• [Task item]
Set down each of the records below exactly as it reads. No pictures go into the copy.

• [Source records]
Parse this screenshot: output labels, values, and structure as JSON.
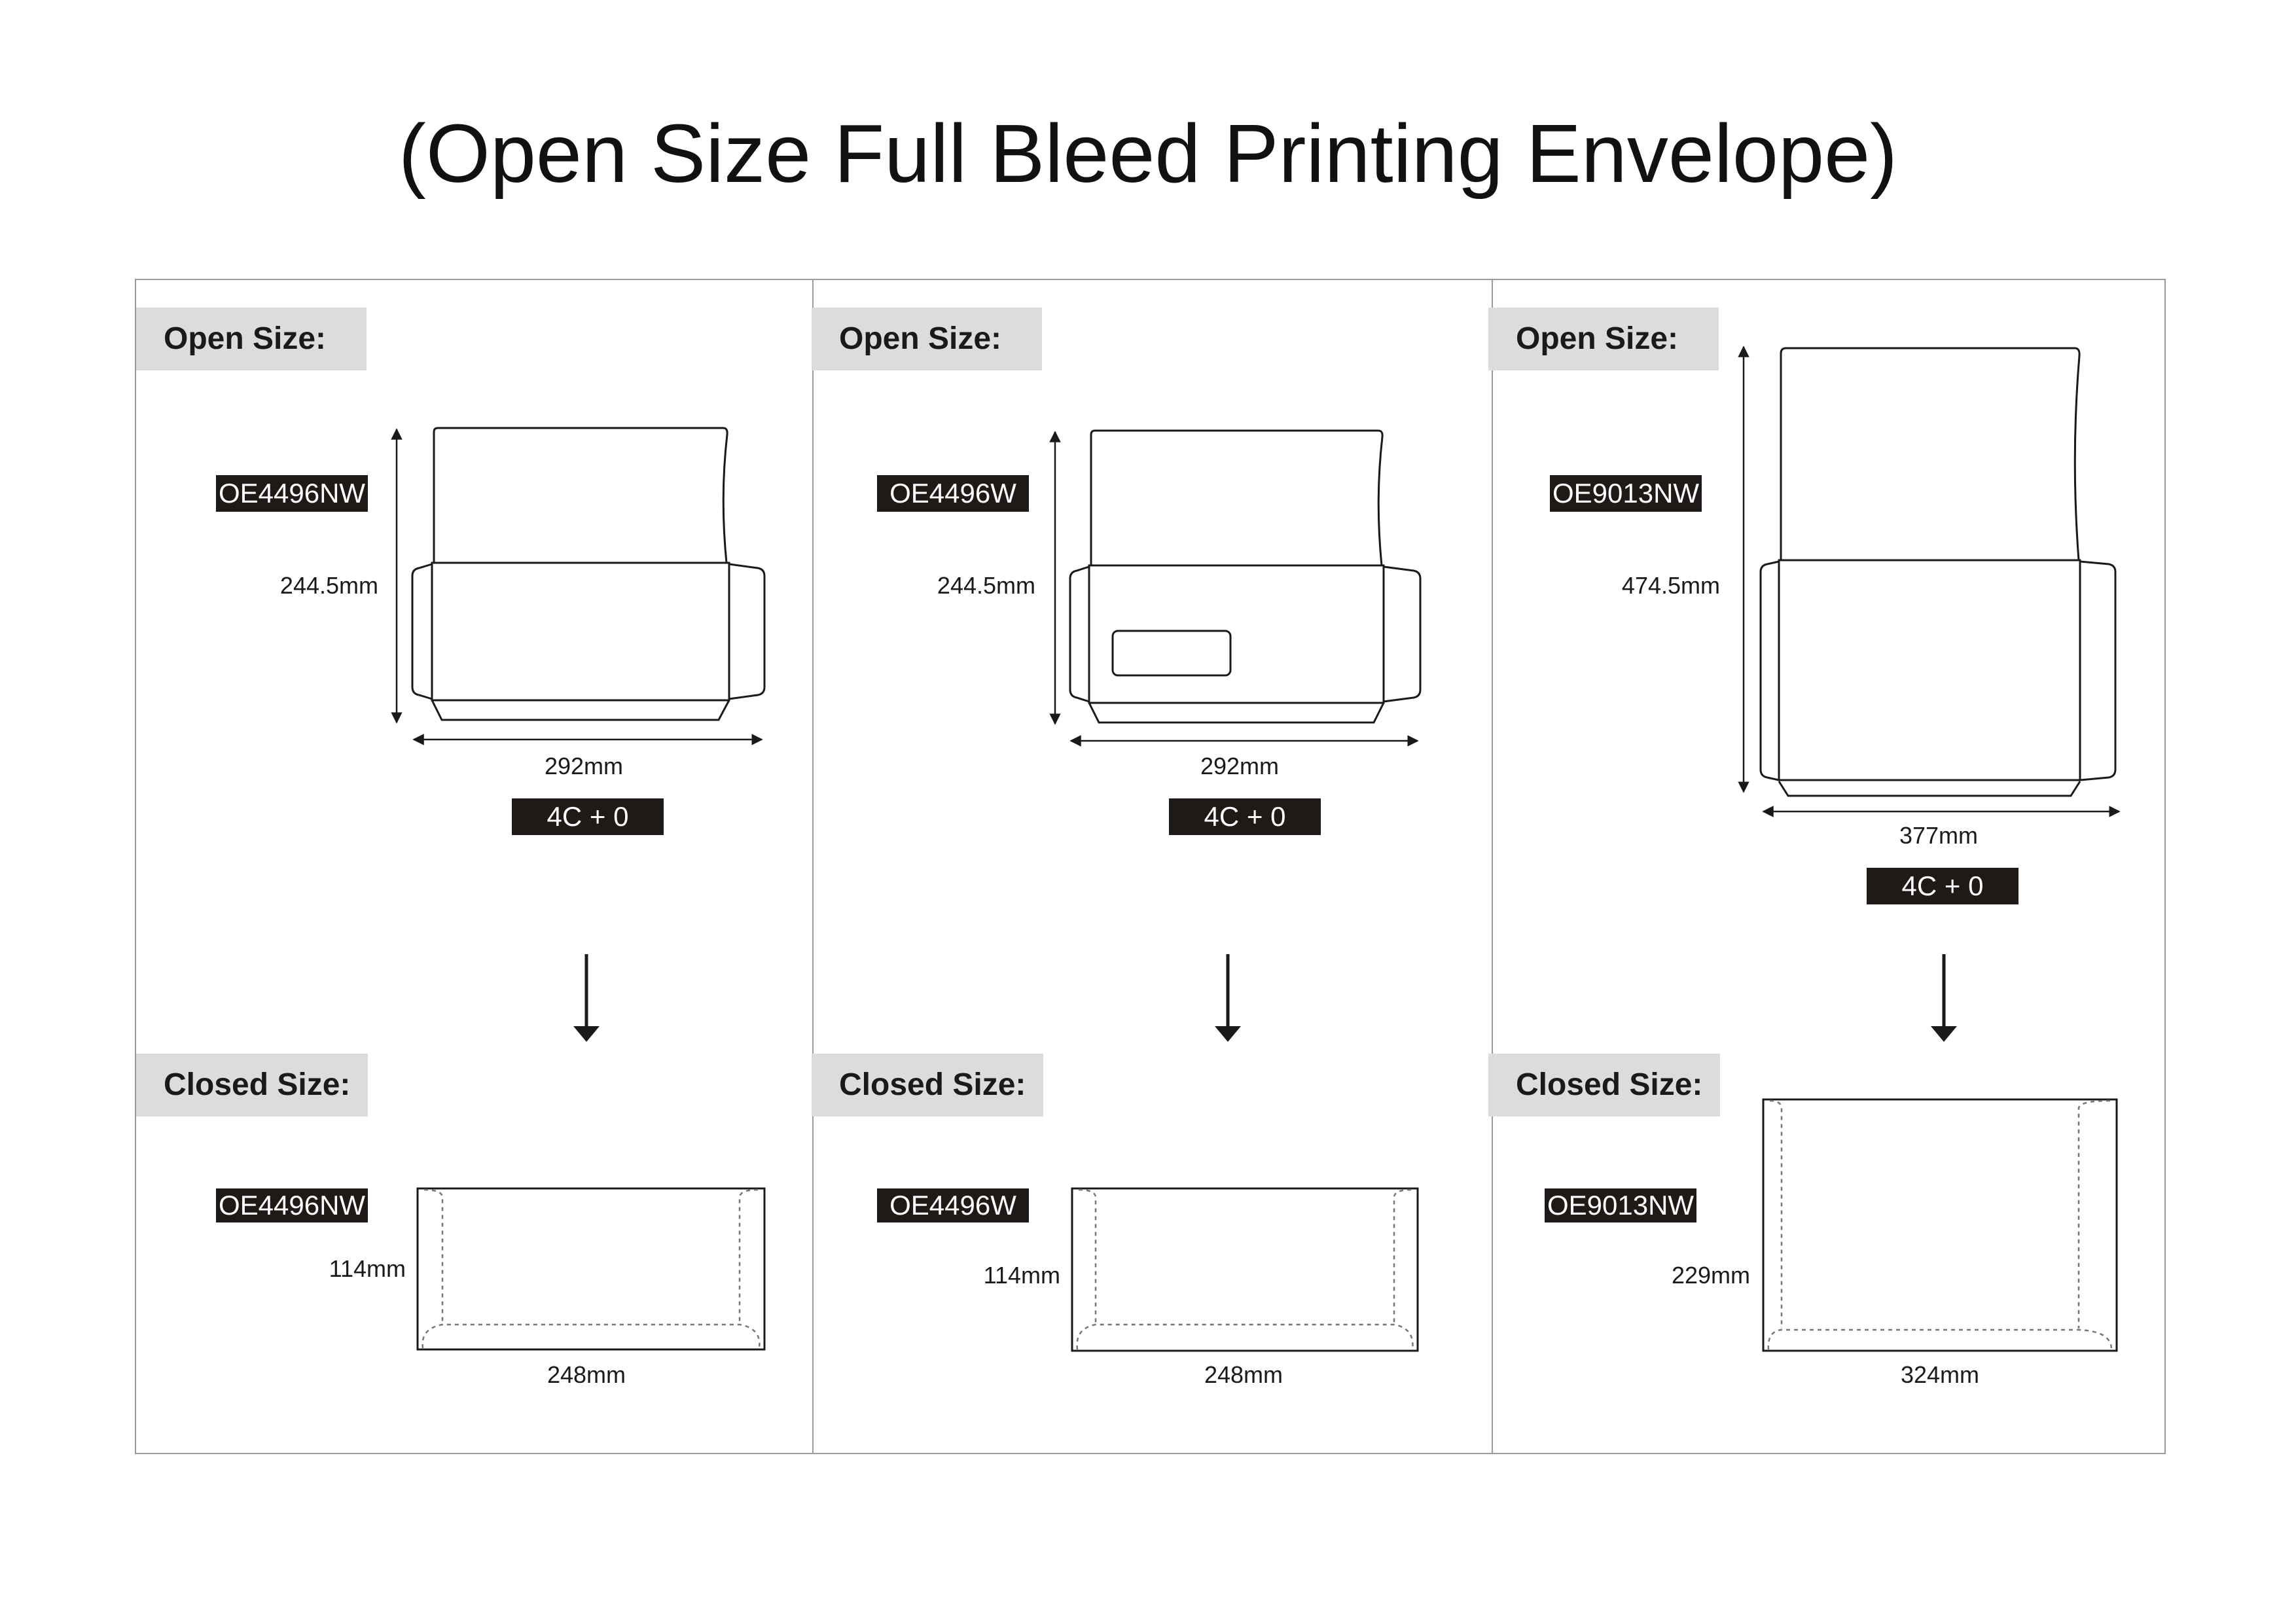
{
  "title": "(Open Size Full Bleed Printing Envelope)",
  "open_label": "Open Size:",
  "closed_label": "Closed Size:",
  "columns": [
    {
      "open_code": "OE4496NW",
      "open_height": "244.5mm",
      "open_width": "292mm",
      "print_spec": "4C + 0",
      "closed_code": "OE4496NW",
      "closed_height": "114mm",
      "closed_width": "248mm"
    },
    {
      "open_code": "OE4496W",
      "open_height": "244.5mm",
      "open_width": "292mm",
      "print_spec": "4C + 0",
      "closed_code": "OE4496W",
      "closed_height": "114mm",
      "closed_width": "248mm"
    },
    {
      "open_code": "OE9013NW",
      "open_height": "474.5mm",
      "open_width": "377mm",
      "print_spec": "4C + 0",
      "closed_code": "OE9013NW",
      "closed_height": "229mm",
      "closed_width": "324mm"
    }
  ]
}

• [Response below]
Parse this screenshot: output labels, values, and structure as JSON.
{
  "title": "(Open Size Full Bleed Printing Envelope)",
  "open_label": "Open Size:",
  "closed_label": "Closed Size:",
  "columns": [
    {
      "open_code": "OE4496NW",
      "open_height": "244.5mm",
      "open_width": "292mm",
      "print_spec": "4C + 0",
      "closed_code": "OE4496NW",
      "closed_height": "114mm",
      "closed_width": "248mm"
    },
    {
      "open_code": "OE4496W",
      "open_height": "244.5mm",
      "open_width": "292mm",
      "print_spec": "4C + 0",
      "closed_code": "OE4496W",
      "closed_height": "114mm",
      "closed_width": "248mm"
    },
    {
      "open_code": "OE9013NW",
      "open_height": "474.5mm",
      "open_width": "377mm",
      "print_spec": "4C + 0",
      "closed_code": "OE9013NW",
      "closed_height": "229mm",
      "closed_width": "324mm"
    }
  ]
}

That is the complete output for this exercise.